TASK: Nothing belongs in the answer except the lines of the material that include "rest".
_ _ _ _
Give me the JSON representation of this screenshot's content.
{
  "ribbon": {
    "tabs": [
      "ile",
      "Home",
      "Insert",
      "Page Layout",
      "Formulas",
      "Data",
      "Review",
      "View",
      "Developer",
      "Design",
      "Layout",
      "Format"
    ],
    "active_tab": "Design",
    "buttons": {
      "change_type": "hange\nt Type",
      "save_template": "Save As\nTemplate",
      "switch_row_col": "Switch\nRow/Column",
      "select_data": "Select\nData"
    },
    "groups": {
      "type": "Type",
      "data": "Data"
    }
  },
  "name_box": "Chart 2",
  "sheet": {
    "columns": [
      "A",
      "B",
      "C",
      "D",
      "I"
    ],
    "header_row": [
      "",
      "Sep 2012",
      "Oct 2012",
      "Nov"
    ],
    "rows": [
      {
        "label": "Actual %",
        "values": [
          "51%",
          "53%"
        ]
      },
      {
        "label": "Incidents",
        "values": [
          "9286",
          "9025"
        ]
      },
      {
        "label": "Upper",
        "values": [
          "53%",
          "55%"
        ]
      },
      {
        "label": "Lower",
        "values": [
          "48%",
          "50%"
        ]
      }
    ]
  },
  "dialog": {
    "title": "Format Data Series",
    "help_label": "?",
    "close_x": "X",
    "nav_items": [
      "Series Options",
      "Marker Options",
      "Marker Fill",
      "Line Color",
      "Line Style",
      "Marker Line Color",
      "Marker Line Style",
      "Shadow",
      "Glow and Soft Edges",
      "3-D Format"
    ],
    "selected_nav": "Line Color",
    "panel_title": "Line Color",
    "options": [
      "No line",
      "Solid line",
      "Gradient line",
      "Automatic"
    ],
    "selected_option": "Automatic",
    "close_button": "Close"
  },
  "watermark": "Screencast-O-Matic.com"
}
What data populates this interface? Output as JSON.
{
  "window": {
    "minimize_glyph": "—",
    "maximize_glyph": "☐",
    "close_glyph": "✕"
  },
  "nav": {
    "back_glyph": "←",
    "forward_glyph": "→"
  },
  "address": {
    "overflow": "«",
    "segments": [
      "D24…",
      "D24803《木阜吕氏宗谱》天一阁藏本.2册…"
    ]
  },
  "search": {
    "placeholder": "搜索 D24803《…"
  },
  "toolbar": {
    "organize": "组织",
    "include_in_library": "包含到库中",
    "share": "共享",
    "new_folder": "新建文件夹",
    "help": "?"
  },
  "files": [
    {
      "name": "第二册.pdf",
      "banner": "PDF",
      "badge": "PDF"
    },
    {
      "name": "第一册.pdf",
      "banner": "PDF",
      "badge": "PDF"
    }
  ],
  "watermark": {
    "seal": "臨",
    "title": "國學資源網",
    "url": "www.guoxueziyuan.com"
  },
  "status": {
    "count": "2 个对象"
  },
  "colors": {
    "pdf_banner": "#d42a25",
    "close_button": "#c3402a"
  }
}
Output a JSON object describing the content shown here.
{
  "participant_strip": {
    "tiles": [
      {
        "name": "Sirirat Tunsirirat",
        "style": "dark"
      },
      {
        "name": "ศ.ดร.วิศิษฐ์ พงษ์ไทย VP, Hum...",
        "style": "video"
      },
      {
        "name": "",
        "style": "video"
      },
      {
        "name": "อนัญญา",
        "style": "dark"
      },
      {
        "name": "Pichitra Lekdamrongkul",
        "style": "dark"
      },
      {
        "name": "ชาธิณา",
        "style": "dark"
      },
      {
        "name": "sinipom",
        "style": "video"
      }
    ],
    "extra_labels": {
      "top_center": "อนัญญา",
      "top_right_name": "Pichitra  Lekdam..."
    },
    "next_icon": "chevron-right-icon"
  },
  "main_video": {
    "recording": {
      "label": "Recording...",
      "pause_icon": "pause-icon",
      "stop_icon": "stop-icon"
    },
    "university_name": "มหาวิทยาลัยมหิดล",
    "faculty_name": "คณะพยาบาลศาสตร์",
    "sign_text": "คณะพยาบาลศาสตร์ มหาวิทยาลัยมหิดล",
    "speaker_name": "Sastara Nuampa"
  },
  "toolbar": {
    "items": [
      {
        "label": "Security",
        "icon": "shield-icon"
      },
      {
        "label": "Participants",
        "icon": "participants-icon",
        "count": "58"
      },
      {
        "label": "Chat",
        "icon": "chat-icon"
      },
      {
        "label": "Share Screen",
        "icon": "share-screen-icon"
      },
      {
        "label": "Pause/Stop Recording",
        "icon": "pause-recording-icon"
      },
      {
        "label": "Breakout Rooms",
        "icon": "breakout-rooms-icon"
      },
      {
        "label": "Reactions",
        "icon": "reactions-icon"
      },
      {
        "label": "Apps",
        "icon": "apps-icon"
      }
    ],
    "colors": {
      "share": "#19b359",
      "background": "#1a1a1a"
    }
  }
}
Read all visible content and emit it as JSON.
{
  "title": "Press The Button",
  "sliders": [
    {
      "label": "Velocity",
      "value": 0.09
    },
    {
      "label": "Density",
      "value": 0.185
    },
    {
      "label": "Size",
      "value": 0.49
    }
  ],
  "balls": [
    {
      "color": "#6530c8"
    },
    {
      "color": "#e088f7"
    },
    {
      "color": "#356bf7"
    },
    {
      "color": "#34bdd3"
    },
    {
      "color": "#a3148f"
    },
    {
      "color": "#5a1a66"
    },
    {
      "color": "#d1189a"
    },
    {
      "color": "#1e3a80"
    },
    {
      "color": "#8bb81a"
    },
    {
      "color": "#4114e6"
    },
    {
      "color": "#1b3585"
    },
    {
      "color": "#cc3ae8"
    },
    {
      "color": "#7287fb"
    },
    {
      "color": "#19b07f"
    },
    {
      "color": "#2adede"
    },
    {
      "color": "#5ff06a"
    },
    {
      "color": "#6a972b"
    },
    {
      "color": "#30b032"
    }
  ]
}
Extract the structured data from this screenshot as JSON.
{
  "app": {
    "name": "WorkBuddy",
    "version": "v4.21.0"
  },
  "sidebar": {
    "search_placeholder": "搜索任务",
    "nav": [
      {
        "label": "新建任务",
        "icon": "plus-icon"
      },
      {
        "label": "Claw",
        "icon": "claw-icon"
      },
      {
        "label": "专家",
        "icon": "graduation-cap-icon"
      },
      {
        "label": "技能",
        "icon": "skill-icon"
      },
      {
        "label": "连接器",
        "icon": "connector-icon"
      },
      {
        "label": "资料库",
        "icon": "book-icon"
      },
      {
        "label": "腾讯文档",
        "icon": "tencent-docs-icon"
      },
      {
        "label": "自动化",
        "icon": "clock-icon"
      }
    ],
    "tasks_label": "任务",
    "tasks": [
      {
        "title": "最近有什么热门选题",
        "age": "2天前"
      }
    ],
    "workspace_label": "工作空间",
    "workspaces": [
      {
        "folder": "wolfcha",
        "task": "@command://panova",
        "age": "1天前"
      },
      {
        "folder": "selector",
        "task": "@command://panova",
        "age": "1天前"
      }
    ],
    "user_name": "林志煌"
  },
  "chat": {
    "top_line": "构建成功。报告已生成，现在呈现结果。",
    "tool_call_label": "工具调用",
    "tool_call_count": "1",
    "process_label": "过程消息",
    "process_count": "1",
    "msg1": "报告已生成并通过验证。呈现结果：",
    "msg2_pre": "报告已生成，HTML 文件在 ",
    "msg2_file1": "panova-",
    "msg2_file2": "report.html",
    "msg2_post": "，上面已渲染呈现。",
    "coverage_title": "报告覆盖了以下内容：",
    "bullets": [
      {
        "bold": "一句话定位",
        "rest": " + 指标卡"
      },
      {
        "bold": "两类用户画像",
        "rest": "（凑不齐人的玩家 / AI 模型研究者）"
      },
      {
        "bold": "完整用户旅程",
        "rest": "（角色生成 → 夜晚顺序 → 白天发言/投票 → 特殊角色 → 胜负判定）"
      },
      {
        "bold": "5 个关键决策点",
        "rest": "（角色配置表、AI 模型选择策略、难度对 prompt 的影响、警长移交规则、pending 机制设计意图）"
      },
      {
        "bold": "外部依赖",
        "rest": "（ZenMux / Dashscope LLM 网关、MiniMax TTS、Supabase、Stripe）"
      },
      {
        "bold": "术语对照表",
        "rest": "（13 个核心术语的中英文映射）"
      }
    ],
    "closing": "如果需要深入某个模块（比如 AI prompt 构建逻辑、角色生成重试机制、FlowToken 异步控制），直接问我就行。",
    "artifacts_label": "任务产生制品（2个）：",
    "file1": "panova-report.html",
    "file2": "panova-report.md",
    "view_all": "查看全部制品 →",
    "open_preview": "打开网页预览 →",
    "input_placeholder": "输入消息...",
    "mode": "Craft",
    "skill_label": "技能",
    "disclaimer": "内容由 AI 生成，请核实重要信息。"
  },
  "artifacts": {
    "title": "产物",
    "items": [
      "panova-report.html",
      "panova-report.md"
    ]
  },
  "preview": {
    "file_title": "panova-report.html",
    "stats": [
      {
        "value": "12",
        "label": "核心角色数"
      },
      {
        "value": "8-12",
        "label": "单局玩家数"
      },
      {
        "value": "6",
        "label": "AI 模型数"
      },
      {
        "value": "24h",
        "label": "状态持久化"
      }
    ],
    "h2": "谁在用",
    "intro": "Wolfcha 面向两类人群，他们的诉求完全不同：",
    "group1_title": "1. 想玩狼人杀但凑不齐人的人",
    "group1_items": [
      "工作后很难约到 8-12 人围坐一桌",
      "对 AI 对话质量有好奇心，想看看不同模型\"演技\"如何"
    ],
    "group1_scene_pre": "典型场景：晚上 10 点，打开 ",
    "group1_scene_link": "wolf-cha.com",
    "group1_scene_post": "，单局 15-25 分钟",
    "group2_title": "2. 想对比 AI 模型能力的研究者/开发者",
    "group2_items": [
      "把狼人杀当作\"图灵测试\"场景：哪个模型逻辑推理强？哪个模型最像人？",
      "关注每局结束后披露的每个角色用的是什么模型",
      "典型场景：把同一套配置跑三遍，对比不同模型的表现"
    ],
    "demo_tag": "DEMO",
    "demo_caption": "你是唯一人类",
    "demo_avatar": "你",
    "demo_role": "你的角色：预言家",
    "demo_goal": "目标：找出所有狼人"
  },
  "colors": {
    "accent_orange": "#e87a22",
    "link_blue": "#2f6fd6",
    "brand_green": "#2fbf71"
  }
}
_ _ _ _
RESULT BELOW:
        "rest": " + 指标卡"
        "rest": "（凑不齐人的玩家 / AI 模型研究者）"
        "rest": "（角色生成 → 夜晚顺序 → 白天发言/投票 → 特殊角色 → 胜负判定）"
        "rest": "（角色配置表、AI 模型选择策略、难度对 prompt 的影响、警长移交规则、pending 机制设计意图）"
        "rest": "（ZenMux / Dashscope LLM 网关、MiniMax TTS、Supabase、Stripe）"
        "rest": "（13 个核心术语的中英文映射）"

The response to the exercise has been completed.